Examples of when it is essential to implement WAI-ARIA include accordions, alerts, some menus, modal and non-modal dialogs, tree views, and drag and drop. With interactive widgets, like these, an assistive technology user needs to know about changes that either may happen automatically or may happen after initiating an action.
Details to Help You Get Started
Learning when to use WAI-ARIA can be overwhelming, as there are many roles, states, and properties to understand. Furthermore it is important to include additional functionality, such as focus indication and keyboard handling, that typically "come for free" in HTML and browsers. At the same time, screen readers and browsers (in various combinations) have increasingly stable support for ARIA, but certain adjustments may be needed, depending on what versions of them will be supported by the developed web page.

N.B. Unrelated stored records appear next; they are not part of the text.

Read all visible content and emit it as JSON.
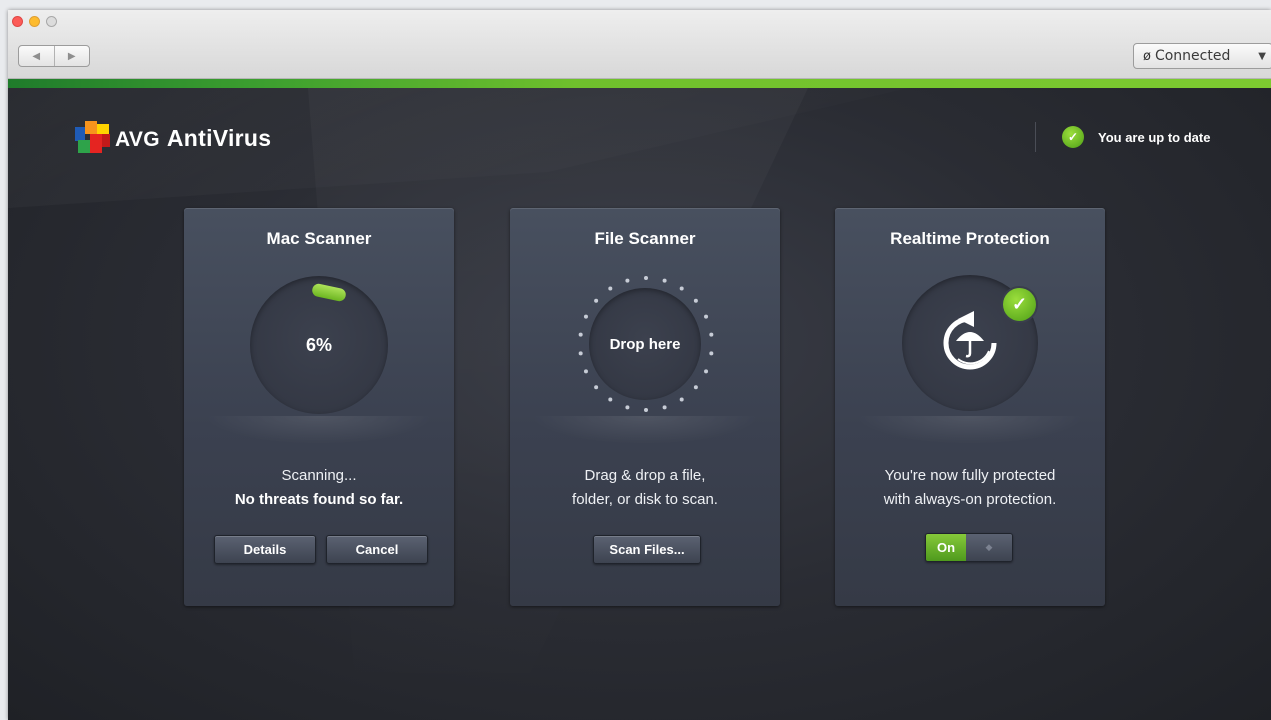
{
  "window": {
    "connection": {
      "label": "Connected"
    }
  },
  "header": {
    "logo": {
      "brand": "AVG",
      "product": "AntiVirus"
    },
    "status": {
      "text": "You are up to date"
    }
  },
  "cards": {
    "mac_scanner": {
      "title": "Mac Scanner",
      "progress": "6%",
      "progress_value": 0.06,
      "line1": "Scanning...",
      "line2": "No threats found so far.",
      "details_label": "Details",
      "cancel_label": "Cancel"
    },
    "file_scanner": {
      "title": "File Scanner",
      "drop_label": "Drop here",
      "line1": "Drag & drop a file,",
      "line2": "folder, or disk to scan.",
      "scan_label": "Scan Files..."
    },
    "realtime": {
      "title": "Realtime Protection",
      "line1": "You're now fully protected",
      "line2": "with always-on protection.",
      "toggle_label": "On"
    }
  },
  "colors": {
    "accent_green": "#6fc02c",
    "card_bg": "#434a58",
    "window_bg": "#26282e"
  }
}
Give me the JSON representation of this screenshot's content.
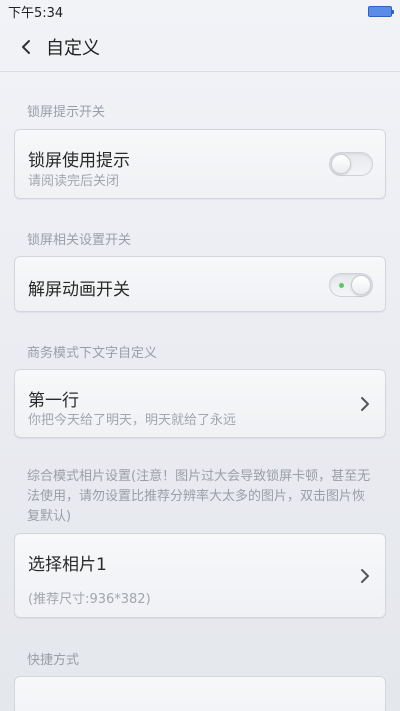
{
  "status_bar": {
    "time": "下午5:34"
  },
  "header": {
    "title": "自定义"
  },
  "sections": {
    "lock_hint": {
      "label": "锁屏提示开关",
      "item_title": "锁屏使用提示",
      "item_sub": "请阅读完后关闭",
      "toggle_state": "off"
    },
    "lock_settings": {
      "label": "锁屏相关设置开关",
      "item_title": "解屏动画开关",
      "toggle_state": "on"
    },
    "business_text": {
      "label": "商务模式下文字自定义",
      "item_title": "第一行",
      "item_sub": "你把今天给了明天，明天就给了永远"
    },
    "photo": {
      "note": "综合模式相片设置(注意！图片过大会导致锁屏卡顿，甚至无法使用，请勿设置比推荐分辨率大太多的图片，双击图片恢复默认)",
      "item_title": "选择相片1",
      "item_sub": "(推荐尺寸:936*382)"
    },
    "shortcut": {
      "label": "快捷方式"
    }
  },
  "colors": {
    "toggle_on_dot": "#5dc76a",
    "battery": "#5b8de8"
  }
}
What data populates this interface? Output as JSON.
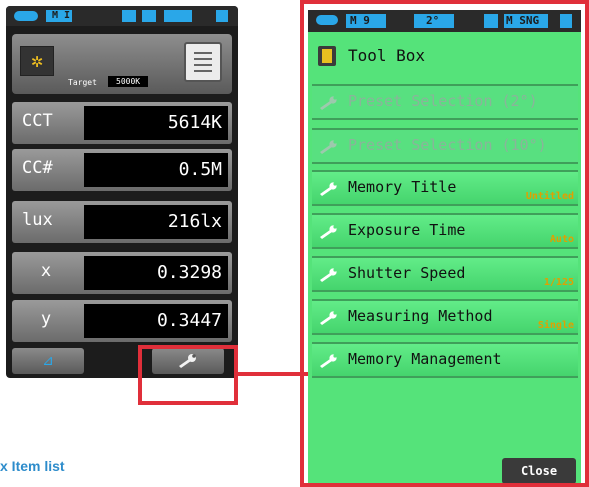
{
  "left_screen": {
    "status_text": "M I",
    "header": {
      "icon": "star-icon",
      "target_label": "Target",
      "target_value": "5000K",
      "notebook_icon": "notebook-icon"
    },
    "rows": [
      {
        "label": "CCT",
        "value": "5614K"
      },
      {
        "label": "CC#",
        "value": "0.5M"
      },
      {
        "label": "lux",
        "value": "216lx"
      },
      {
        "label": "x",
        "value": "0.3298"
      },
      {
        "label": "y",
        "value": "0.3447"
      }
    ],
    "bottom_buttons": [
      {
        "icon": "delta-icon",
        "glyph": "⊿"
      },
      {
        "icon": "wrench-icon",
        "glyph": "🔧"
      }
    ]
  },
  "caption": "x Item list",
  "right_screen": {
    "status": {
      "mode": "M 9",
      "angle": "2°",
      "sng": "M SNG"
    },
    "title": "Tool Box",
    "items": [
      {
        "label": "Preset Selection (2°)",
        "sub": "",
        "enabled": false
      },
      {
        "label": "Preset Selection (10°)",
        "sub": "",
        "enabled": false
      },
      {
        "label": "Memory Title",
        "sub": "Untitled",
        "enabled": true
      },
      {
        "label": "Exposure Time",
        "sub": "Auto",
        "enabled": true
      },
      {
        "label": "Shutter Speed",
        "sub": "1/125",
        "enabled": true
      },
      {
        "label": "Measuring Method",
        "sub": "Single",
        "enabled": true
      },
      {
        "label": "Memory Management",
        "sub": "",
        "enabled": true
      }
    ],
    "close_label": "Close"
  },
  "colors": {
    "accent_blue": "#2aa7e8",
    "highlight_red": "#e02f3a",
    "toolbox_green": "#55e37a",
    "sub_orange": "#e0a000"
  }
}
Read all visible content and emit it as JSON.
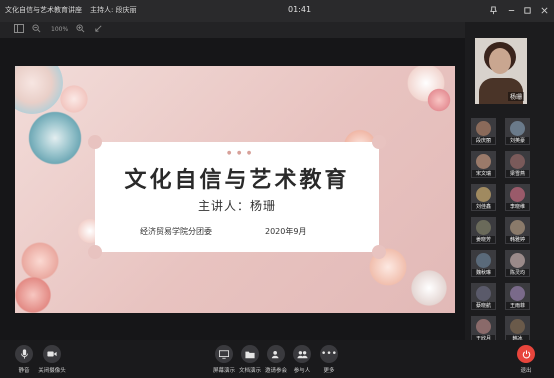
{
  "window": {
    "title": "文化自信与艺术教育讲座",
    "host": "主持人: 段庆丽",
    "clock": "01:41"
  },
  "toolbar": {
    "zoom": "100%"
  },
  "slide": {
    "title": "文化自信与艺术教育",
    "speaker": "主讲人：杨珊",
    "org": "经济贸易学院分团委",
    "date": "2020年9月"
  },
  "host_video": {
    "name": "杨珊"
  },
  "participants": [
    {
      "name": "段庆丽",
      "color": "#8a6a5a"
    },
    {
      "name": "刘英豪",
      "color": "#6a7a8a"
    },
    {
      "name": "宋文瑞",
      "color": "#9a7a6a"
    },
    {
      "name": "梁雪燕",
      "color": "#7a5a5a"
    },
    {
      "name": "刘佳鑫",
      "color": "#a08a60"
    },
    {
      "name": "李晓维",
      "color": "#9a5a6a"
    },
    {
      "name": "姜晓芳",
      "color": "#6a6a5a"
    },
    {
      "name": "韩雅婷",
      "color": "#8a7a6a"
    },
    {
      "name": "魏秋琳",
      "color": "#5a6a7a"
    },
    {
      "name": "陈灵均",
      "color": "#9a8a8a"
    },
    {
      "name": "蔡晓航",
      "color": "#5a5a6a"
    },
    {
      "name": "王雨菲",
      "color": "#7a6a8a"
    },
    {
      "name": "王欣月",
      "color": "#8a6a6a"
    },
    {
      "name": "韩冰",
      "color": "#6a5a4a"
    }
  ],
  "controls": {
    "mute": "静音",
    "camera": "关闭摄像头",
    "screen_share": "屏幕演示",
    "doc_share": "文档演示",
    "invite": "邀请参会",
    "participants": "参与人",
    "more": "更多",
    "exit": "退出"
  }
}
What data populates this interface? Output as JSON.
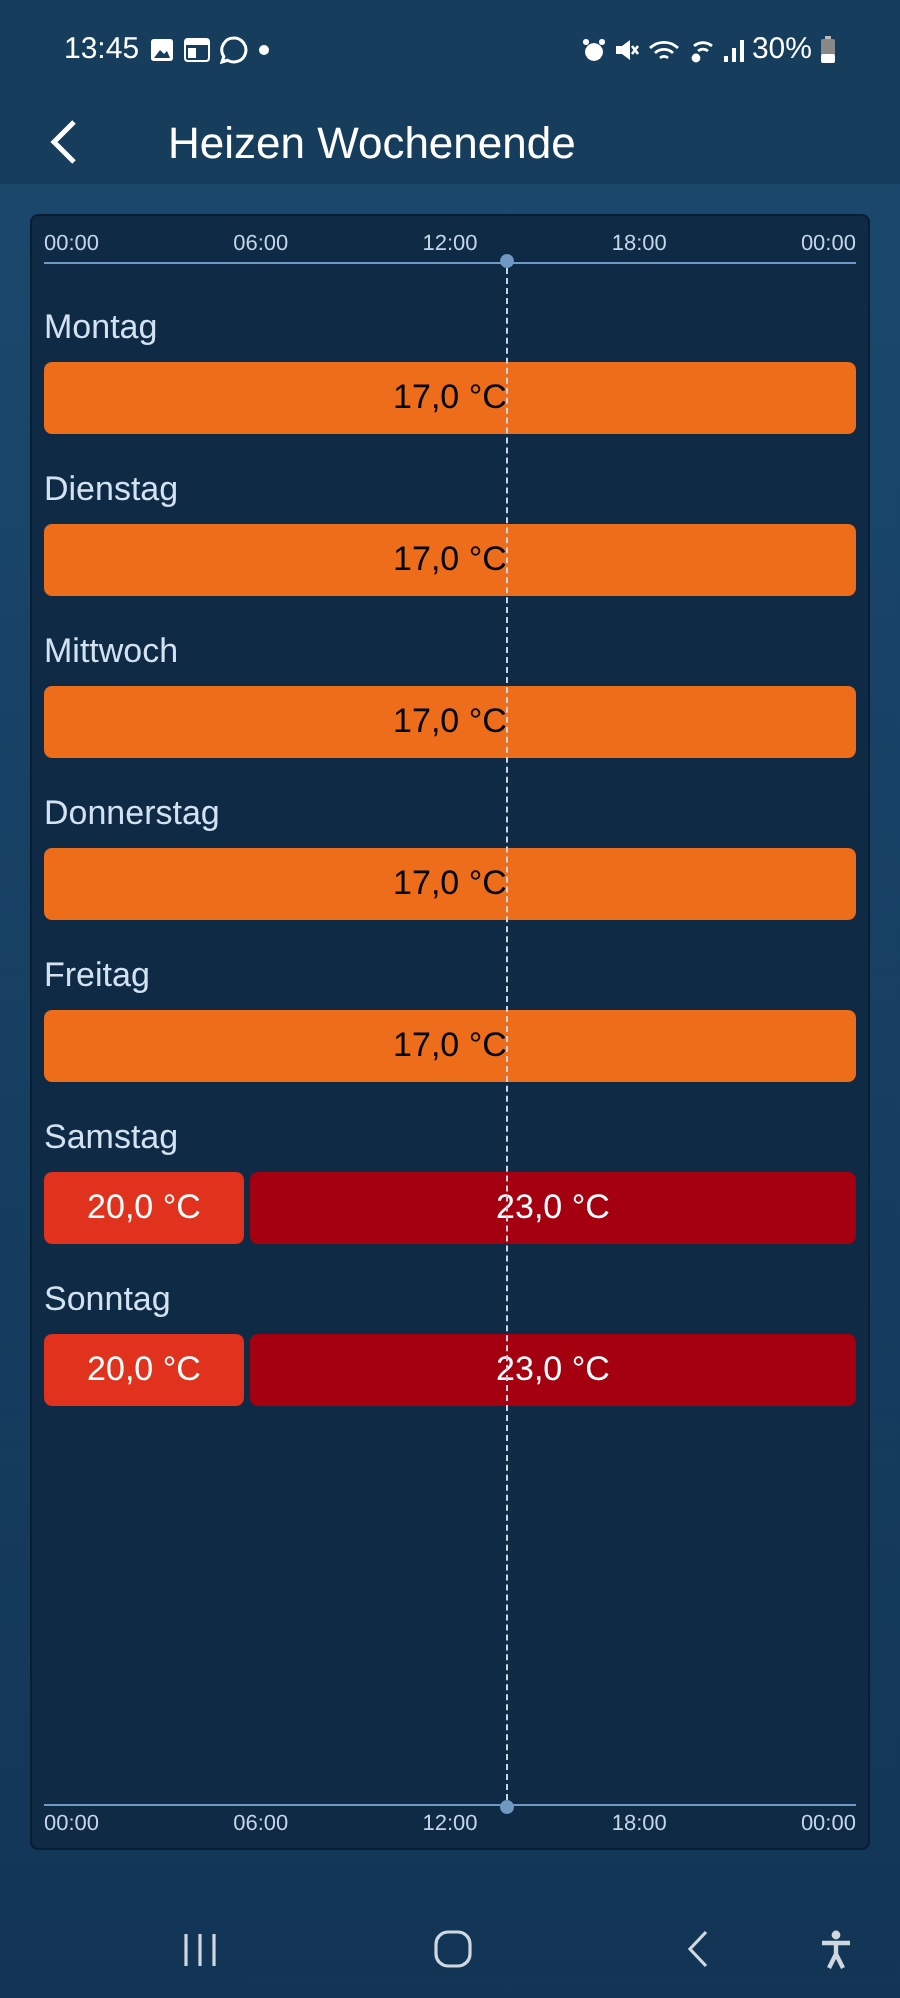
{
  "status_bar": {
    "time": "13:45",
    "battery": "30%"
  },
  "header": {
    "title": "Heizen Wochenende"
  },
  "timeline": {
    "ticks_top": [
      "00:00",
      "06:00",
      "12:00",
      "18:00",
      "00:00"
    ],
    "ticks_bottom": [
      "00:00",
      "06:00",
      "12:00",
      "18:00",
      "00:00"
    ]
  },
  "days": [
    {
      "name": "Montag",
      "segments": [
        {
          "label": "17,0 °C",
          "kind": "low",
          "color": "#ee6d1a"
        }
      ]
    },
    {
      "name": "Dienstag",
      "segments": [
        {
          "label": "17,0 °C",
          "kind": "low",
          "color": "#ee6d1a"
        }
      ]
    },
    {
      "name": "Mittwoch",
      "segments": [
        {
          "label": "17,0 °C",
          "kind": "low",
          "color": "#ee6d1a"
        }
      ]
    },
    {
      "name": "Donnerstag",
      "segments": [
        {
          "label": "17,0 °C",
          "kind": "low",
          "color": "#ee6d1a"
        }
      ]
    },
    {
      "name": "Freitag",
      "segments": [
        {
          "label": "17,0 °C",
          "kind": "low",
          "color": "#ee6d1a"
        }
      ]
    },
    {
      "name": "Samstag",
      "segments": [
        {
          "label": "20,0 °C",
          "kind": "high",
          "color": "#e0321c"
        },
        {
          "label": "23,0 °C",
          "kind": "high",
          "color": "#a50010"
        }
      ]
    },
    {
      "name": "Sonntag",
      "segments": [
        {
          "label": "20,0 °C",
          "kind": "high",
          "color": "#e0321c"
        },
        {
          "label": "23,0 °C",
          "kind": "high",
          "color": "#a50010"
        }
      ]
    }
  ]
}
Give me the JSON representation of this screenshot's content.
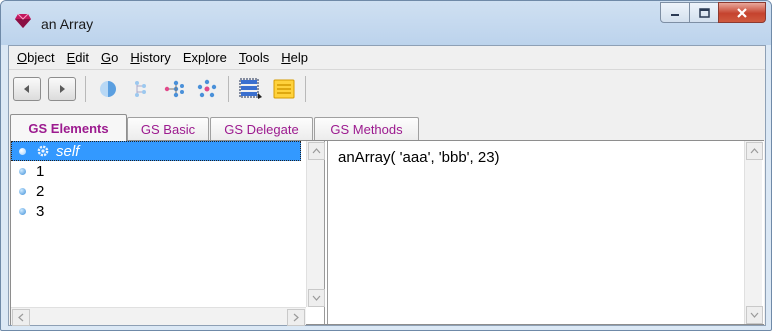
{
  "window": {
    "title": "an Array"
  },
  "menu": [
    {
      "mnemonic": "O",
      "rest": "bject"
    },
    {
      "mnemonic": "E",
      "rest": "dit"
    },
    {
      "mnemonic": "G",
      "rest": "o"
    },
    {
      "mnemonic": "H",
      "rest": "istory"
    },
    {
      "prefix": "Exp",
      "mnemonic": "l",
      "rest": "ore"
    },
    {
      "mnemonic": "T",
      "rest": "ools"
    },
    {
      "mnemonic": "H",
      "rest": "elp"
    }
  ],
  "tabs": [
    {
      "label": "GS Elements",
      "active": true
    },
    {
      "label": "GS Basic",
      "active": false
    },
    {
      "label": "GS Delegate",
      "active": false
    },
    {
      "label": "GS Methods",
      "active": false
    }
  ],
  "elements": [
    {
      "label": "self",
      "selected": true
    },
    {
      "label": "1",
      "selected": false
    },
    {
      "label": "2",
      "selected": false
    },
    {
      "label": "3",
      "selected": false
    }
  ],
  "value_text": "anArray( 'aaa', 'bbb', 23)",
  "colors": {
    "accent_tab_text": "#9c1a8f",
    "selection": "#3399ff",
    "close_button": "#c5432e"
  }
}
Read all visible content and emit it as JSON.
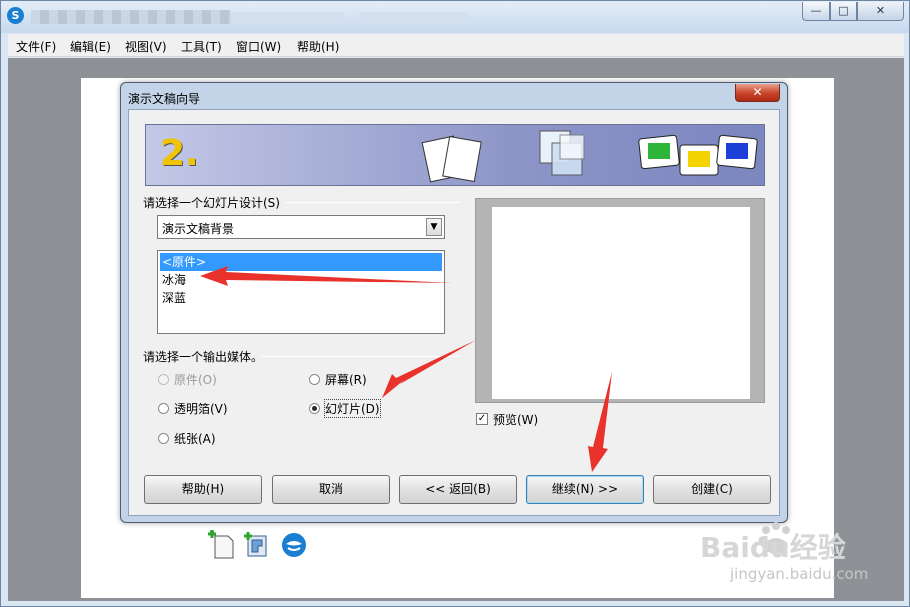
{
  "menubar": {
    "items": [
      "文件(F)",
      "编辑(E)",
      "视图(V)",
      "工具(T)",
      "窗口(W)",
      "帮助(H)"
    ]
  },
  "dialog": {
    "title": "演示文稿向导",
    "close": "✕",
    "step": "2.",
    "design_group_label": "请选择一个幻灯片设计(S)",
    "design_combo_value": "演示文稿背景",
    "design_list": [
      "<原件>",
      "冰海",
      "深蓝"
    ],
    "design_list_selected": 0,
    "media_group_label": "请选择一个输出媒体。",
    "media_options": {
      "original": "原件(O)",
      "screen": "屏幕(R)",
      "transparency": "透明箔(V)",
      "slide": "幻灯片(D)",
      "paper": "纸张(A)"
    },
    "media_selected": "slide",
    "preview_label": "预览(W)",
    "preview_checked": true,
    "buttons": {
      "help": "帮助(H)",
      "cancel": "取消",
      "back": "<< 返回(B)",
      "next": "继续(N) >>",
      "create": "创建(C)"
    }
  },
  "watermark": {
    "brand": "Baidu经验",
    "url": "jingyan.baidu.com"
  },
  "colors": {
    "accent_selected": "#3399ff",
    "annotation_arrow": "#e8322b"
  }
}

WAI-ARIA Landmark Roles
When appropriate, WAI-ARIA landmark roles should be included to offer information about the organization of content on a page. Landmarks are:
To learn more about landmark roles, see the WAI-ARIA Authoring Practices 1.1 section on Landmark roles.
Resources from the W3C
- Background and documents that support the specification, including code samples: WAI-ARIA Overview
- Current recommendation: Accessible Rich Internet Applications (WAI-ARIA 1.0)
- Working document for updated version of the recommendation: WAI-ARIA 1.1
- Using ARIA, including the five rules of ARIA
- WAI-ARIA Authoring Practices 1.1
- HTML 5.1 specification module: ARIA in HTML
- Start Building Accessible Web Applications Today - course by Marcy Sutton via Eggheadio
- A11ycasts with Rob Dodson - Google Chrome Developers